She raised a few eyebrows when she commented that insects are nutritious food for humans. Celis discussed edible insects and products such as cricket flour, and acknowledged that she has sampled a few types of insects.


Insects also aid forensic entomologists. Celis pointed out that insects are the first to arrive on any crime scene, and help investigators determine the site of a wound and when tissue began to decompose. Celis said insects are key to the decomposition process, which returns nutrients to the environment.


Insects are also a critical element in pest control. According to Celis, ladybugs are aphid predators and spiders defend against flying pests such as mosquitoes. She also spoke briefly about Integrated Pest Management, a holistic method of pest prevention that reduces the use of chemical pesticides.


As she concluded her presentation, Celis advised her audience to stay connected to their friends from Holy Angels and explore their interests while in college. Celis is president of Cornell’s Entomology Club and enjoys the University’s Insectapalooza festivals.


This spring, Celis will graduate from Cornell University with a degree in entomology. She plans to continue her education by pursuing a master’s in agriculture.
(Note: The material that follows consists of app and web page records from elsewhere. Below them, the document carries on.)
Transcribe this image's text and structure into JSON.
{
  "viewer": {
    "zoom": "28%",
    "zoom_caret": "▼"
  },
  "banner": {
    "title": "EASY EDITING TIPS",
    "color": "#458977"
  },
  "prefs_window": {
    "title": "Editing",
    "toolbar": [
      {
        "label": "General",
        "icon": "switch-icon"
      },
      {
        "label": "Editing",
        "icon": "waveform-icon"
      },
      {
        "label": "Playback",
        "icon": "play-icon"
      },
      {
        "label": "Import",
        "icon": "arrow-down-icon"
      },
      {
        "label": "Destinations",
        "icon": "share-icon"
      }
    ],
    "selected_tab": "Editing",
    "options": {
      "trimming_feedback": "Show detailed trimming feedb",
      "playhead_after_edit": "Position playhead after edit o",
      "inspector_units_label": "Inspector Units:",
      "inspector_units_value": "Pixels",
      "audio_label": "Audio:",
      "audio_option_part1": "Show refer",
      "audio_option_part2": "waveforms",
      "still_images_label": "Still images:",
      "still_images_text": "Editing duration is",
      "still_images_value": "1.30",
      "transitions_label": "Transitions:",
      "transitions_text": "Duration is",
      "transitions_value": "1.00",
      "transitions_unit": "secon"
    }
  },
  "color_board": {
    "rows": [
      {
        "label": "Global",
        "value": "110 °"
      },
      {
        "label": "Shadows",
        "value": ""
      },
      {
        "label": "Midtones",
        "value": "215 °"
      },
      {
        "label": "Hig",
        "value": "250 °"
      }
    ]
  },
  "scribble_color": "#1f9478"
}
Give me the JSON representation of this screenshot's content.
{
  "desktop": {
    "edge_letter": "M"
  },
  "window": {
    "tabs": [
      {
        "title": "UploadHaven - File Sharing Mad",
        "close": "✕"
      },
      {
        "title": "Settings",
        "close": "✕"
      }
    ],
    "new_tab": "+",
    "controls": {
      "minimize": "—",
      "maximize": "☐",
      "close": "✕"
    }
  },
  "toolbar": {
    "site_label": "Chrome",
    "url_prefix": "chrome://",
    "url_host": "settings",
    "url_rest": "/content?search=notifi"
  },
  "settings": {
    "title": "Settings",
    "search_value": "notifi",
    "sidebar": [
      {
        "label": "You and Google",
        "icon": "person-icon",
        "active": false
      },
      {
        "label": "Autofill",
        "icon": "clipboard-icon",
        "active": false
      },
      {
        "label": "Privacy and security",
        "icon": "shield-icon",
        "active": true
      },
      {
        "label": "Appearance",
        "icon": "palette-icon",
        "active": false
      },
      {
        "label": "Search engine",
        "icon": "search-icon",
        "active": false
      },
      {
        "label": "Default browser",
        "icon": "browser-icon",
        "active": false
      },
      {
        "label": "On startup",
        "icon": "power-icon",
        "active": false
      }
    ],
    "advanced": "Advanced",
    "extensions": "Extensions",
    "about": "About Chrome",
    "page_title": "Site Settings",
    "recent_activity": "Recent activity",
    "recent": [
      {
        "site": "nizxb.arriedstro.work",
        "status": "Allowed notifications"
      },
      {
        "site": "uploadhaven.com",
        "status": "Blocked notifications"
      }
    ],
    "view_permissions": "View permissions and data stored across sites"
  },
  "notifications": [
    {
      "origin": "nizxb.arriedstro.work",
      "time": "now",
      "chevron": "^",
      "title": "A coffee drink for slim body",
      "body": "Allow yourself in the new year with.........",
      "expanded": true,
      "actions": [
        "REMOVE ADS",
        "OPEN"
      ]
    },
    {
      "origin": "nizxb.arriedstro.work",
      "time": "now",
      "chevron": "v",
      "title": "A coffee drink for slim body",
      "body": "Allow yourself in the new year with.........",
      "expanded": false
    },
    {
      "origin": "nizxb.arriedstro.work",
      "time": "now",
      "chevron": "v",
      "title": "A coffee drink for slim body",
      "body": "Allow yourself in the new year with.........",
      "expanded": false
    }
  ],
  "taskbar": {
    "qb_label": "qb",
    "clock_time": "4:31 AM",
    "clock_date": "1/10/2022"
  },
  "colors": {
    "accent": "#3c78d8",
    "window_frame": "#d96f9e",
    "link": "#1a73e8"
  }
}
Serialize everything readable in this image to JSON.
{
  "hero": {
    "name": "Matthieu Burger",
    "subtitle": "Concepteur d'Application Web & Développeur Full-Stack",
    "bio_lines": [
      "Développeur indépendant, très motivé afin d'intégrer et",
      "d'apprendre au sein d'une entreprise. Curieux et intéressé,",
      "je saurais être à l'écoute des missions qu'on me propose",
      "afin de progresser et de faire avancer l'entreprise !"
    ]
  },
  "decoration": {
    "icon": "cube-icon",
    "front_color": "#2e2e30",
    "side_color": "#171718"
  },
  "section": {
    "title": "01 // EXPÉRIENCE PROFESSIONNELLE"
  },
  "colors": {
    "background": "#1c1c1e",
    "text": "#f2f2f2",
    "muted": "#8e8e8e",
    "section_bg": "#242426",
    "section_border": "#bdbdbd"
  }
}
Founded by the School Sisters of Notre Dame in 1879, the Academy of the Holy Angels is the oldest private girls’ school in Bergen County. While AHA is steeped in Catholic tradition, this prestigious high school serves young women from a broad spectrum of cultural and religious backgrounds. Over time, thousands of women have passed through AHA’s portals. Many go on to study at some of the nation’s best universities, earning high-ranking positions in medicine, government, law, education, public service, business, arts, and athletics. The Academy’s current leaders continue to further the SSND mission to provide each student with the tools she needs to reach the fullness of her potential—spiritually, intellectually, socially, and physically, by offering a first-rate education in a nurturing environment where equal importance is placed on academic excellence, character development, moral integrity, and service to others.